For each line of the data below that contains "Name", return that line.
++++++++++++++++++++
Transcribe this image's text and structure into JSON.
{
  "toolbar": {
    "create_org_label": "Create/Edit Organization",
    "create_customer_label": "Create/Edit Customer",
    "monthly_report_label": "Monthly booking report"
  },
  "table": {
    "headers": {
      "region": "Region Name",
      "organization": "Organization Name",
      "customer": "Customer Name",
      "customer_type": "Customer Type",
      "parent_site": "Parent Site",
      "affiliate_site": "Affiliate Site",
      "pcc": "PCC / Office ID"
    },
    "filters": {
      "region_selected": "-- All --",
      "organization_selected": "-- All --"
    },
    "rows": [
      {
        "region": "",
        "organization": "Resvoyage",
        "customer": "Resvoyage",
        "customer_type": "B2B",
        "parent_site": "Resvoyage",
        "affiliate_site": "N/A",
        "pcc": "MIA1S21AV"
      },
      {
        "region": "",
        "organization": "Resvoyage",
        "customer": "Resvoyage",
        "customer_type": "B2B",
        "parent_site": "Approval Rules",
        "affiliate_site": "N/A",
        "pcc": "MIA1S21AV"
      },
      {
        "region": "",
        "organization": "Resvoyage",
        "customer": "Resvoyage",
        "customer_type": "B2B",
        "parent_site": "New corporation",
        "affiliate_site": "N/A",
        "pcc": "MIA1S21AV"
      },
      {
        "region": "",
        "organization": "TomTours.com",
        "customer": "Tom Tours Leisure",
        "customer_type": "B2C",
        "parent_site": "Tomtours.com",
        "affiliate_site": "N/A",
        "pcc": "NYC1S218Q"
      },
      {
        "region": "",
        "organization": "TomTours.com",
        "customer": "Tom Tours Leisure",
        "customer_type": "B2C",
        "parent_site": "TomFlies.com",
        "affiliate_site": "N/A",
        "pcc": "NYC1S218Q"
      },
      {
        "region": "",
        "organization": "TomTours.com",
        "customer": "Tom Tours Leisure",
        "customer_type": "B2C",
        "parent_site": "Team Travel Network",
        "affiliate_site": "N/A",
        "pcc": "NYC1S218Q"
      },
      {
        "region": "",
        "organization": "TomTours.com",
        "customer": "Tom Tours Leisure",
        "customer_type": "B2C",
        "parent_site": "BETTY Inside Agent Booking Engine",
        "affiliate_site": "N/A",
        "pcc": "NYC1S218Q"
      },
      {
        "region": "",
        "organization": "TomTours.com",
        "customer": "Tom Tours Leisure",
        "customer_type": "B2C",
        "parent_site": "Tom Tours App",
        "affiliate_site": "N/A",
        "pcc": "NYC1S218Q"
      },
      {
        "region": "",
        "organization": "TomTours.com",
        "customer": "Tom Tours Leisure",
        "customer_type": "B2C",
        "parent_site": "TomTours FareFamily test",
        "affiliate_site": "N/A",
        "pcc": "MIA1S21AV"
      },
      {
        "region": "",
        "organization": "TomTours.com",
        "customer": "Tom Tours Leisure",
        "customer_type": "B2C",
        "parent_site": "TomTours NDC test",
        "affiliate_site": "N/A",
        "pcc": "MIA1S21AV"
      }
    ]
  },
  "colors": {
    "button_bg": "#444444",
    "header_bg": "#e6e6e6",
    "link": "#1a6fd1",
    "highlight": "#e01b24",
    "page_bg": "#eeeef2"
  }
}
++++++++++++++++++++
Your response:
      "region": "Region Name",
      "organization": "Organization Name",
      "customer": "Customer Name",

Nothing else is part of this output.